Wine Style Guide
Light & Crisp
- Light to medium bodied wines that are high in acid and light to medium fruit. Typically no oak.
Fruity & Smooth
- Light to medium bodied wines with lots of juicy fruit, typically medium acid and medium oak.
Rich & Creamy

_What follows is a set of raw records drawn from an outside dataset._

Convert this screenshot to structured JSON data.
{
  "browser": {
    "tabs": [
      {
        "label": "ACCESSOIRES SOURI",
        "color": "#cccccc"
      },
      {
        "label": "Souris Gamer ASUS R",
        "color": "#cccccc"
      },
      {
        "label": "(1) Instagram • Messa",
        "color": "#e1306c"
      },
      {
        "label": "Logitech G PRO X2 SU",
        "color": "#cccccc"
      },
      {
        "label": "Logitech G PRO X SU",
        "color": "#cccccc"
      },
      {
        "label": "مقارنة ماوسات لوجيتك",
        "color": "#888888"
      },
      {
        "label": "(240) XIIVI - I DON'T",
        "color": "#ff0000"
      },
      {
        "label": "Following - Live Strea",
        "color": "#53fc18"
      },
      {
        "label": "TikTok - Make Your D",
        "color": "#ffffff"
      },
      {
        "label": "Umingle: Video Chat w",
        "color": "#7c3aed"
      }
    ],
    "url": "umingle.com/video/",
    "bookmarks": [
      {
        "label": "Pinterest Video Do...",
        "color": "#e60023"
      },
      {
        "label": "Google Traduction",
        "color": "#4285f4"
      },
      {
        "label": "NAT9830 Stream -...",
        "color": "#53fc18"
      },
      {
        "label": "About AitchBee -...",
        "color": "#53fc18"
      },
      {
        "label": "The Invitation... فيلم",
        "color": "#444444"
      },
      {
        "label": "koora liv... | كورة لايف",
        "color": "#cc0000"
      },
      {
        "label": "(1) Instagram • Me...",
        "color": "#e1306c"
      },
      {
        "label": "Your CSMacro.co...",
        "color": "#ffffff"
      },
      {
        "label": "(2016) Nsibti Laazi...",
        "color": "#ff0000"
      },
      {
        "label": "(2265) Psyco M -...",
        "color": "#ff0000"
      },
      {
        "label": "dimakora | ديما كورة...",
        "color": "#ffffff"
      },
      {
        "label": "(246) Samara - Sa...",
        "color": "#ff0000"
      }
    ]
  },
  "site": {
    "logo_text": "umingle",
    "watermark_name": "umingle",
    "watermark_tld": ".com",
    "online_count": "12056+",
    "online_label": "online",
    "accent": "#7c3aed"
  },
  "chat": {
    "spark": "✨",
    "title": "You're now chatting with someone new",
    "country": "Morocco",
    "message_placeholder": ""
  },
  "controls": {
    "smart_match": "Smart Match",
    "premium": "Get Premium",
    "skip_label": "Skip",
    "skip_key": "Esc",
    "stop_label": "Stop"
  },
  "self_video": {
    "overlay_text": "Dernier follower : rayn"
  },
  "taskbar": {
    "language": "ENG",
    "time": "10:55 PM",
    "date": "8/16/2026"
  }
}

- Full bodied wines that have typically undergone malo-lactic fermentation and/or spent time in oak.